This is nothing like a ‘revolutionary’ moment – US democracy is more robust than Trump’s detractors think

Those attempting to prevent the last stage of Joe Biden’s confirmation failed. US democracy is healthier than it has been for years, writes Mary Dejevsky

Thursday 07 January 2021 17:08
comments
<p>Protesters storm the Capitol in Washington DC on Wednesday</p>

Protesters storm the Capitol in Washington DC on Wednesday

“Coup!”, “Insurrection!”, “Anarchy!” scream the headlines, and the alarms have been rung around the world. The chaotic scenes from the US Capitol, as Congress began proceedings to confirm the election of Joe Biden as the next US president, have unleashed a fresh wave of panic about the supposedly fragile state of US democracy.

To many, it reinforced fears that four years of Donald Trump in the White house had inflicted permanent damage on the US body politic. To a few, with a more international and historical perspective, what happened offers but a foretaste of the terminal decline of the western world. Farewell, the United States as we knew it. Farewell, liberal democracy. Farewell, the familiar world order. China, Russia and the rest will have the last laugh. The autocrats and dictators, the populists have won.

Except that they haven’t, have they? A mob a few thousand-strong breached what now look like the scandalously inadequate defences of the US Capitol. Some of them ran amok. Many walked tidily between the ropes designed for tourists. They had been led to believe – by the protestations of the defeated president, by conspiracies disseminated by social media, but mostly perhaps by their own longstanding suspicion of the state – that the election had been subverted and that they were massing to prevent the last stage in the confirmation of a pretender. They failed.

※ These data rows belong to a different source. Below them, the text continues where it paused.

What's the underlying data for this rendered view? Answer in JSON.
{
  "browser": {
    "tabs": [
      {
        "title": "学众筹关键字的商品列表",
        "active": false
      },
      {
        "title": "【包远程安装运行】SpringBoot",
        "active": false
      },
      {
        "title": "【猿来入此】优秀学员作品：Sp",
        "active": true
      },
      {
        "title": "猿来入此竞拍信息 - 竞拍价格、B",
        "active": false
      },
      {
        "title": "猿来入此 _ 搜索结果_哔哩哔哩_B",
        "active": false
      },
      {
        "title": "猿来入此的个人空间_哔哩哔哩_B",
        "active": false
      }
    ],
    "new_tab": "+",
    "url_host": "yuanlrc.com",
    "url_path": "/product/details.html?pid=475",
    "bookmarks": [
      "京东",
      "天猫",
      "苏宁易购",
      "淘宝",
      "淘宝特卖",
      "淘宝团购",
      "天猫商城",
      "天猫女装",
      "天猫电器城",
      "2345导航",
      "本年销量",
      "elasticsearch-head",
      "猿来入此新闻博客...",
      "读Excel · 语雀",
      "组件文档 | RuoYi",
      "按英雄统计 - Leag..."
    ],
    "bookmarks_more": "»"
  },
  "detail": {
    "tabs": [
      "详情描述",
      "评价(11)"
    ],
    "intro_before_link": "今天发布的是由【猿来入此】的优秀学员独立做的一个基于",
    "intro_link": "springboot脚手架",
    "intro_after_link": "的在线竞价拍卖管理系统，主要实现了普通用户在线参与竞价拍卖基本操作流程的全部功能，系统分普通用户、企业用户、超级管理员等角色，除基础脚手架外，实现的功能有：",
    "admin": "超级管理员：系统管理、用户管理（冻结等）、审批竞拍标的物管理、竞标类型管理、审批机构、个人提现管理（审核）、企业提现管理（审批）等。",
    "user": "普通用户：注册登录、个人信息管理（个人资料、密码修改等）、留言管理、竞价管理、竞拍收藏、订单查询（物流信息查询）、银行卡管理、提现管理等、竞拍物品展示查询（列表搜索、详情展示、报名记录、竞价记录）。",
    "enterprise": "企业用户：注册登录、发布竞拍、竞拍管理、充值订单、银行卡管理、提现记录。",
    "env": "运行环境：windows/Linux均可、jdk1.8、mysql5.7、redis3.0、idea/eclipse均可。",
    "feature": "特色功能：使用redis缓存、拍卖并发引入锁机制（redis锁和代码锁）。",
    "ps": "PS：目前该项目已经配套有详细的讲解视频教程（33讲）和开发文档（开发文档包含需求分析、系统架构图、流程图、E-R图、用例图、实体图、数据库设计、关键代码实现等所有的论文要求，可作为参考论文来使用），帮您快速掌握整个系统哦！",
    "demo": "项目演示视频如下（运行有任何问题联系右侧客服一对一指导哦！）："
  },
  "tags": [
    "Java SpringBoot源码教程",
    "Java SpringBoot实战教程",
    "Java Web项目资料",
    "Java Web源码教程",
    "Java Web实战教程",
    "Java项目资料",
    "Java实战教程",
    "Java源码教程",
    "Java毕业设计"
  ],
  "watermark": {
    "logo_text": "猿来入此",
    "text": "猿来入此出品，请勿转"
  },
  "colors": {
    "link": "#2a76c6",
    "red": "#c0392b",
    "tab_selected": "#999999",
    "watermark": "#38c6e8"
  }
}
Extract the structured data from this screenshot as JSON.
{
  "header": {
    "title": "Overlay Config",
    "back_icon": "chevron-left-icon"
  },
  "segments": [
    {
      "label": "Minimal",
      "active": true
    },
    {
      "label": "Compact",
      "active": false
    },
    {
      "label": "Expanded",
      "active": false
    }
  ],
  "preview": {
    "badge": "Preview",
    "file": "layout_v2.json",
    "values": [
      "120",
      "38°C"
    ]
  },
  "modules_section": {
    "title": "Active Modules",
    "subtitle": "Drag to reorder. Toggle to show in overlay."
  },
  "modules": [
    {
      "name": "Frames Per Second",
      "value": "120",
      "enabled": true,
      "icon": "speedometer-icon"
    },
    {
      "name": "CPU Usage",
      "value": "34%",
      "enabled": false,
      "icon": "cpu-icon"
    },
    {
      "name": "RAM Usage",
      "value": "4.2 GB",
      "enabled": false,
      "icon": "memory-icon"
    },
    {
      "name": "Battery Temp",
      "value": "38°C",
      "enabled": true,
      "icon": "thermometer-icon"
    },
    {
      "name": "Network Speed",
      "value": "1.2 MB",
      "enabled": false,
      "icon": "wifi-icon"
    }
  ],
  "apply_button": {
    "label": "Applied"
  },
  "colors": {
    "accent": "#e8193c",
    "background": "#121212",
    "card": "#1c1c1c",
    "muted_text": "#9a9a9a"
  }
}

Join our new commenting forum

Join thought-provoking conversations, follow other Independent readers and see their replies

View comments